This article outlines an example of a JavaScript frontend implementation that interacts with a program running on the blockchain, where users do not need to pay gas fees or sign any transactions on-chain.

This is a modular implementation that can be re-used in other dApps running on Gear-powered networks.

Frontend Implementation with Signless Transactions

The frontend of a decentralized application (dApp) can interact seamlessly with programs on the blockchain using signless transactions. This interaction is facilitated by the signless-transactions package, which offers tools scalable across all dApp applications.

Creating Signless Sessions

The process begins by generating a random Keyring Pair, which is stored in the browser's local storage as JSON. This pair is used for future signless sessions. A voucher is created for this keyring pair by the user's main account, with its balance being utilized for transactions on behalf of the pair. The cost for creating a voucher is currently set at 30 VARA.

const { extrinsic } = await api.voucher.issue(session.key, voucherValue, undefined, [programId]);

A signless session is created using an object containing the key (temporary account), duration (validity timeframe), and allowed_actions (permissible messages). An extrinsic, which is signed and sent to create the session, encapsulates these details. Once active, transactions are sent on the session's behalf.

To establish a session, an array of the CreateSession message extrinsic and the voucher extrinsic for issuing the voucher are batch signed and sent.

Deleting Signless Sessions
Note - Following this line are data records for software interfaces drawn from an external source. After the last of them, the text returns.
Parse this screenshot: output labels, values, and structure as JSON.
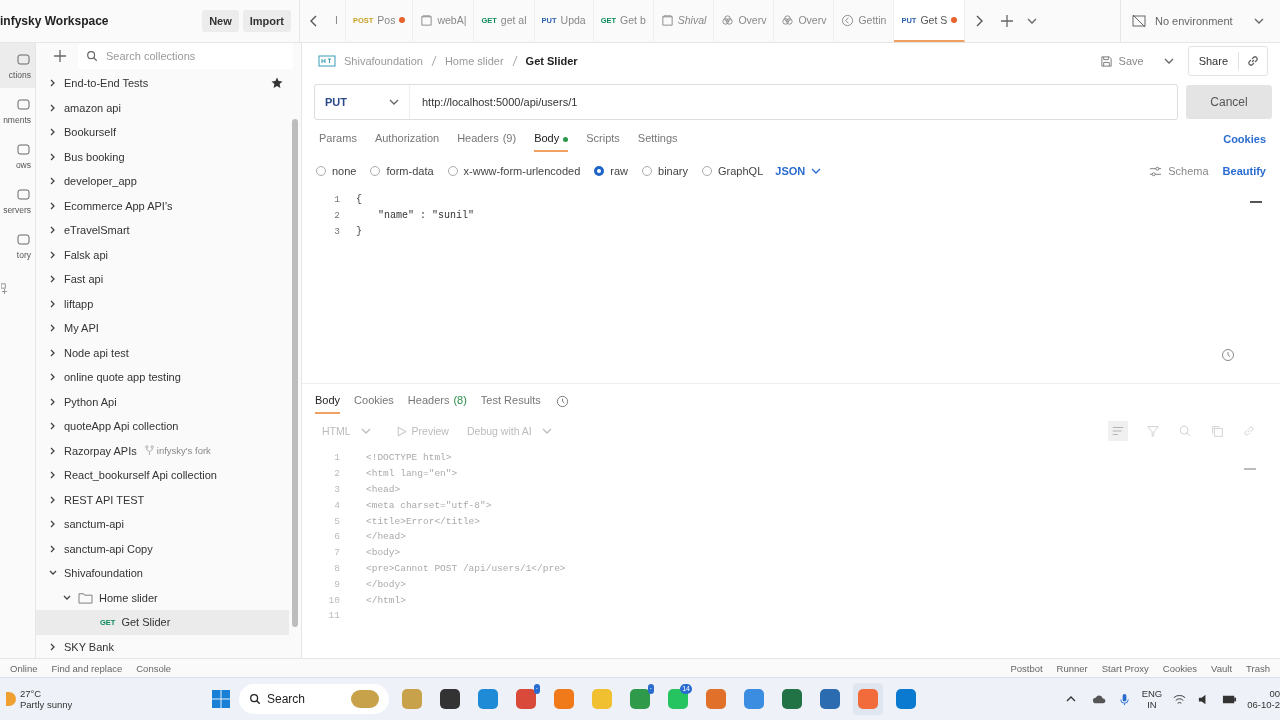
{
  "workspace": {
    "title": "infysky Workspace",
    "buttons": [
      "New",
      "Import"
    ]
  },
  "tabs": [
    {
      "kind": "request",
      "label": "I",
      "selected": false,
      "dirty": false
    },
    {
      "kind": "request",
      "method": "POST",
      "label": "Pos",
      "selected": false,
      "dirty": true
    },
    {
      "kind": "collection",
      "label": "webA|",
      "selected": false,
      "dirty": false
    },
    {
      "kind": "request",
      "method": "GET",
      "label": "get al",
      "selected": false,
      "dirty": false
    },
    {
      "kind": "request",
      "method": "PUT",
      "label": "Upda",
      "selected": false,
      "dirty": false
    },
    {
      "kind": "request",
      "method": "GET",
      "label": "Get b",
      "selected": false,
      "dirty": false
    },
    {
      "kind": "collection",
      "label": "Shival",
      "selected": false,
      "dirty": false
    },
    {
      "kind": "overview",
      "label": "Overv",
      "selected": false,
      "dirty": false
    },
    {
      "kind": "overview",
      "label": "Overv",
      "selected": false,
      "dirty": false
    },
    {
      "kind": "guide",
      "label": "Gettin",
      "selected": false,
      "dirty": false
    },
    {
      "kind": "request",
      "method": "PUT",
      "label": "Get S",
      "selected": true,
      "dirty": true
    }
  ],
  "environment": "No environment",
  "rail": [
    {
      "label": "ctions",
      "selected": true
    },
    {
      "label": "nments",
      "selected": false
    },
    {
      "label": "ows",
      "selected": false
    },
    {
      "label": "servers",
      "selected": false
    },
    {
      "label": "tory",
      "selected": false
    }
  ],
  "sidebar": {
    "search_placeholder": "Search collections",
    "items": [
      {
        "label": "End-to-End Tests",
        "starred": true,
        "expanded": false
      },
      {
        "label": "amazon api",
        "expanded": false
      },
      {
        "label": "Bookurself",
        "expanded": false
      },
      {
        "label": "Bus booking",
        "expanded": false
      },
      {
        "label": "developer_app",
        "expanded": false
      },
      {
        "label": "Ecommerce App API's",
        "expanded": false
      },
      {
        "label": "eTravelSmart",
        "expanded": false
      },
      {
        "label": "Falsk api",
        "expanded": false
      },
      {
        "label": "Fast api",
        "expanded": false
      },
      {
        "label": "liftapp",
        "expanded": false
      },
      {
        "label": "My API",
        "expanded": false
      },
      {
        "label": "Node api test",
        "expanded": false
      },
      {
        "label": "online quote app testing",
        "expanded": false
      },
      {
        "label": "Python Api",
        "expanded": false
      },
      {
        "label": "quoteApp Api collection",
        "expanded": false
      },
      {
        "label": "Razorpay APIs",
        "fork": "infysky's fork",
        "expanded": false
      },
      {
        "label": "React_bookurself Api collection",
        "expanded": false
      },
      {
        "label": "REST API TEST",
        "expanded": false
      },
      {
        "label": "sanctum-api",
        "expanded": false
      },
      {
        "label": "sanctum-api Copy",
        "expanded": false
      },
      {
        "label": "Shivafoundation",
        "expanded": true,
        "children": [
          {
            "kind": "folder",
            "label": "Home slider",
            "expanded": true,
            "children": [
              {
                "kind": "request",
                "method": "GET",
                "label": "Get Slider",
                "selected": true
              }
            ]
          }
        ]
      },
      {
        "label": "SKY Bank",
        "expanded": false
      }
    ]
  },
  "breadcrumb": [
    "Shivafoundation",
    "Home slider",
    "Get Slider"
  ],
  "actions": {
    "save": "Save",
    "share": "Share"
  },
  "request": {
    "method": "PUT",
    "url": "http://localhost:5000/api/users/1",
    "send": "Cancel"
  },
  "request_tabs": [
    {
      "label": "Params",
      "selected": false
    },
    {
      "label": "Authorization",
      "selected": false
    },
    {
      "label": "Headers",
      "count": "(9)",
      "selected": false
    },
    {
      "label": "Body",
      "dot": true,
      "selected": true
    },
    {
      "label": "Scripts",
      "selected": false
    },
    {
      "label": "Settings",
      "selected": false
    }
  ],
  "cookies_link": "Cookies",
  "body_types": [
    {
      "label": "none",
      "selected": false
    },
    {
      "label": "form-data",
      "selected": false
    },
    {
      "label": "x-www-form-urlencoded",
      "selected": false
    },
    {
      "label": "raw",
      "selected": true
    },
    {
      "label": "binary",
      "selected": false
    },
    {
      "label": "GraphQL",
      "selected": false
    }
  ],
  "body_format": "JSON",
  "schema": "Schema",
  "beautify": "Beautify",
  "body_lines": [
    {
      "number": "1",
      "text": "{"
    },
    {
      "number": "2",
      "text": "\"name\" : \"sunil\""
    },
    {
      "number": "3",
      "text": "}"
    }
  ],
  "response_tabs": [
    {
      "label": "Body",
      "selected": true
    },
    {
      "label": "Cookies",
      "selected": false
    },
    {
      "label": "Headers",
      "count": "(8)",
      "selected": false
    },
    {
      "label": "Test Results",
      "selected": false
    }
  ],
  "response_toolbar": {
    "format": "HTML",
    "preview": "Preview",
    "debug": "Debug with AI"
  },
  "response_lines": [
    {
      "number": "1",
      "text": "<!DOCTYPE html>"
    },
    {
      "number": "2",
      "text": "<html lang=\"en\">"
    },
    {
      "number": "3",
      "text": "<head>"
    },
    {
      "number": "4",
      "text": "<meta charset=\"utf-8\">"
    },
    {
      "number": "5",
      "text": "<title>Error</title>"
    },
    {
      "number": "6",
      "text": "</head>"
    },
    {
      "number": "7",
      "text": "<body>"
    },
    {
      "number": "8",
      "text": "<pre>Cannot POST /api/users/1</pre>"
    },
    {
      "number": "9",
      "text": "</body>"
    },
    {
      "number": "10",
      "text": "</html>"
    },
    {
      "number": "11"
    }
  ],
  "status_left": [
    "Online",
    "Find and replace",
    "Console"
  ],
  "status_right": [
    "Postbot",
    "Runner",
    "Start Proxy",
    "Cookies",
    "Vault",
    "Trash"
  ],
  "taskbar": {
    "temperature": "27°C",
    "weather": "Partly sunny",
    "search": "Search",
    "apps": [
      {
        "color": "#c8a24a"
      },
      {
        "color": "#333333"
      },
      {
        "color": "#1f8ad6"
      },
      {
        "color": "#d94a3a",
        "badge": "·"
      },
      {
        "color": "#f07a1a"
      },
      {
        "color": "#f0c030"
      },
      {
        "color": "#2f9a4a",
        "badge": "·"
      },
      {
        "color": "#25c460",
        "badge": "14"
      },
      {
        "color": "#e0702a"
      },
      {
        "color": "#3a8de0"
      },
      {
        "color": "#217346"
      },
      {
        "color": "#2b6cb0"
      },
      {
        "color": "#f26b3a",
        "active": true
      },
      {
        "color": "#0a7ad1"
      }
    ],
    "language": "ENG",
    "region": "IN",
    "time": "00",
    "date": "06-10-2"
  }
}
To delete a session, the DeleteSessionFromAccount message extrinsic is used. If a session's voucher needs to be revoked to return the balance to the account, it can only be done if the voucher is expired. A decline transaction is required first to expire the voucher before revocation.
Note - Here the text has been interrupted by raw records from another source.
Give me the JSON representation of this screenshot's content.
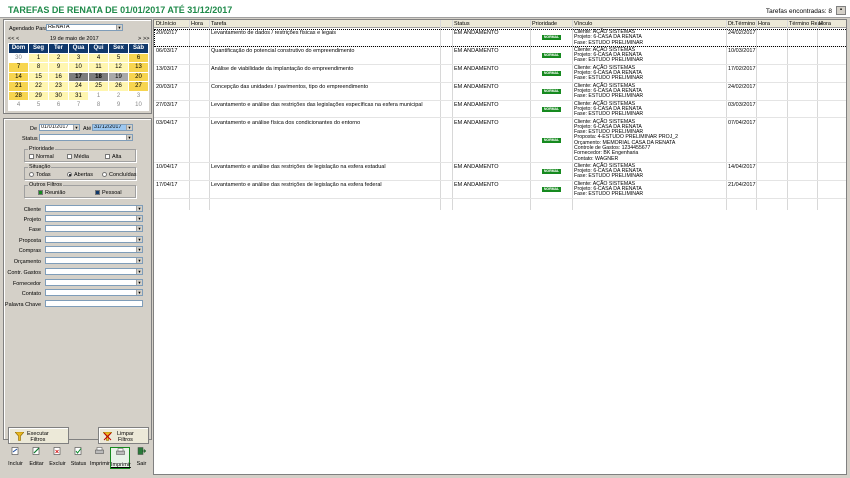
{
  "header": {
    "title": "TAREFAS DE RENATA DE 01/01/2017 ATÉ 31/12/2017",
    "count_label": "Tarefas encontradas:",
    "count": "8"
  },
  "agenda": {
    "label": "Agendado Para",
    "value": "RENATA"
  },
  "calendar": {
    "nav_prev_year": "<<",
    "nav_prev": "<",
    "day": "19",
    "de1": "de",
    "month": "maio",
    "de2": "de",
    "year": "2017",
    "nav_next": ">",
    "nav_next_year": ">>",
    "weekdays": [
      "Dom",
      "Seg",
      "Ter",
      "Qua",
      "Qui",
      "Sex",
      "Sáb"
    ],
    "weeks": [
      [
        "30",
        "1",
        "2",
        "3",
        "4",
        "5",
        "6"
      ],
      [
        "7",
        "8",
        "9",
        "10",
        "11",
        "12",
        "13"
      ],
      [
        "14",
        "15",
        "16",
        "17",
        "18",
        "19",
        "20"
      ],
      [
        "21",
        "22",
        "23",
        "24",
        "25",
        "26",
        "27"
      ],
      [
        "28",
        "29",
        "30",
        "31",
        "1",
        "2",
        "3"
      ],
      [
        "4",
        "5",
        "6",
        "7",
        "8",
        "9",
        "10"
      ]
    ]
  },
  "filters": {
    "de_label": "De",
    "de_value": "01/01/2017",
    "ate_label": "Até",
    "ate_value": "31/12/2017",
    "status_label": "Status",
    "prioridade": {
      "title": "Prioridade",
      "normal": "Normal",
      "media": "Média",
      "alta": "Alta"
    },
    "situacao": {
      "title": "Situação",
      "todas": "Todas",
      "abertas": "Abertas",
      "concluidas": "Concluídas"
    },
    "outros": {
      "title": "Outros Filtros",
      "reuniao": "Reunião",
      "pessoal": "Pessoal"
    },
    "fields": [
      "Cliente",
      "Projeto",
      "Fase",
      "Proposta",
      "Compras",
      "Orçamento",
      "Contr. Gastos",
      "Fornecedor",
      "Contato"
    ],
    "palavra_chave": "Palavra Chave"
  },
  "buttons": {
    "executar": "Executar\nFiltros",
    "executar1": "Executar",
    "executar2": "Filtros",
    "limpar1": "Limpar",
    "limpar2": "Filtros",
    "toolbar": [
      "Incluir",
      "Editar",
      "Excluir",
      "Status",
      "Imprimir",
      "Imprimir",
      "Sair"
    ]
  },
  "colors": {
    "title": "#1f8a4a",
    "calendar_header": "#10386b",
    "priority_badge": "#168a1f"
  },
  "table": {
    "columns": [
      "Dt.Início",
      "Hora",
      "Tarefa",
      "Status",
      "Prioridade",
      "Vínculo",
      "Dt.Término",
      "Hora",
      "Término Real",
      "Hora"
    ],
    "rows": [
      {
        "inicio": "20/02/17",
        "tarefa": "Levantamento de dados / restrições físicas e legais",
        "status": "EM ANDAMENTO",
        "prioridade": "NORMAL",
        "vinculo": [
          "Cliente: AÇÃO SISTEMAS",
          "Projeto: 6-CASA DA RENATA",
          "Fase: ESTUDO PRELIMINAR"
        ],
        "termino": "24/02/2017"
      },
      {
        "inicio": "06/03/17",
        "tarefa": "Quantificação do potencial construtivo do empreendimento",
        "status": "EM ANDAMENTO",
        "prioridade": "NORMAL",
        "vinculo": [
          "Cliente: AÇÃO SISTEMAS",
          "Projeto: 6-CASA DA RENATA",
          "Fase: ESTUDO PRELIMINAR"
        ],
        "termino": "10/03/2017"
      },
      {
        "inicio": "13/03/17",
        "tarefa": "Análise de viabilidade da implantação do empreendimento",
        "status": "EM ANDAMENTO",
        "prioridade": "NORMAL",
        "vinculo": [
          "Cliente: AÇÃO SISTEMAS",
          "Projeto: 6-CASA DA RENATA",
          "Fase: ESTUDO PRELIMINAR"
        ],
        "termino": "17/02/2017"
      },
      {
        "inicio": "20/03/17",
        "tarefa": "Concepção das unidades / pavimentos, tipo do empreendimento",
        "status": "EM ANDAMENTO",
        "prioridade": "NORMAL",
        "vinculo": [
          "Cliente: AÇÃO SISTEMAS",
          "Projeto: 6-CASA DA RENATA",
          "Fase: ESTUDO PRELIMINAR"
        ],
        "termino": "24/02/2017"
      },
      {
        "inicio": "27/03/17",
        "tarefa": "Levantamento e análise das restrições das legislações específicas na esfera municipal",
        "status": "EM ANDAMENTO",
        "prioridade": "NORMAL",
        "vinculo": [
          "Cliente: AÇÃO SISTEMAS",
          "Projeto: 6-CASA DA RENATA",
          "Fase: ESTUDO PRELIMINAR"
        ],
        "termino": "03/03/2017"
      },
      {
        "inicio": "03/04/17",
        "tarefa": "Levantamento e análise física dos condicionantes do entorno",
        "status": "EM ANDAMENTO",
        "prioridade": "NORMAL",
        "vinculo": [
          "Cliente: AÇÃO SISTEMAS",
          "Projeto: 6-CASA DA RENATA",
          "Fase: ESTUDO PRELIMINAR",
          "Proposta: 4-ESTUDO PRELIMINAR PROJ_2",
          "Orçamento: MEMORIAL CASA DA RENATA",
          "Controle de Gastos: 1234455677",
          "Fornecedor: BK Engenharia",
          "Contato: WAGNER"
        ],
        "termino": "07/04/2017"
      },
      {
        "inicio": "10/04/17",
        "tarefa": "Levantamento e análise das restrições de legislação na esfera estadual",
        "status": "EM ANDAMENTO",
        "prioridade": "NORMAL",
        "vinculo": [
          "Cliente: AÇÃO SISTEMAS",
          "Projeto: 6-CASA DA RENATA",
          "Fase: ESTUDO PRELIMINAR"
        ],
        "termino": "14/04/2017"
      },
      {
        "inicio": "17/04/17",
        "tarefa": "Levantamento e análise das restrições de legislação na esfera federal",
        "status": "EM ANDAMENTO",
        "prioridade": "NORMAL",
        "vinculo": [
          "Cliente: AÇÃO SISTEMAS",
          "Projeto: 6-CASA DA RENATA",
          "Fase: ESTUDO PRELIMINAR"
        ],
        "termino": "21/04/2017"
      }
    ]
  }
}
Simultanious Gasless and Signless Mode

The signless mode can be combined with the gasless mode, where the voucher for the keyring pair is issued from the gasless account, but the signature is still performed by the keyring pair itself. The difference lies in the session creation object, which includes a signature, ensuring that the session is created using the pair's voucher balance.

const messageExtrinsic = getMessageExtrinsic({
CreateSession: { key, duration, allowedActions, signature },

const voucherExtrinsic =, {SendMessage: messageExtrinsic});

await sendTransaction(voucherExtrinsic, pair, ['UserMessageSent']);

Deletion of a signless session in this mode relies on the balance of the user's main account (or can wait the session expiration).

Program Verification with Schnorrkel Library

The program utilizes the Schnorrkel library for signature verification. This library supports Schnorr signatures using the Ristretto group, providing a secure cryptographic framework.

Data Structure for Signature Verification

Signatures are verified against a structured format:

pub struct SignatureData {
pub key: ActorId,
pub duration: u64,
pub allowed_actions: Vec<ActionsForSession>,

This structure includes a key (unique actor identifier), duration (validity period), and allowed_actions (list of permitted actions).

Signature Verification Process

The program function receives the signature data (key, duration, allowed_actions) and the signature itself, along with the public key of the signer. It first reconstructs the payload that was signed by the user, serializing the SignatureData struct into a byte format and framing it with predefined prefixes and postfixes.

let mut combined_message = Vec::new();

The signature and public key are then processed for verification against the signing context, ensuring message integrity.

const SIGNING_CONTEXT: &[u8] = b"substrate";
fn verify_signature(
key: ActorId,
duration: u64,
allowed_actions: Vec<ActionsForSession>,
signature: Vec<u8>,
pub_key: ActorId
) {

let signature = schnorrkel::Signature::from_bytes(&signature).expect("Invalid signature format");
let pub_key = schnorrkel::PublicKey::from_bytes(&pub_key.into()).expect("Invalid public key format");

).expect("Signature verification failed");

This comprehensive approach allows for secure, signless interaction between the frontend of dApps and blockchain programs, enhancing user experience while maintaining high security and efficiency.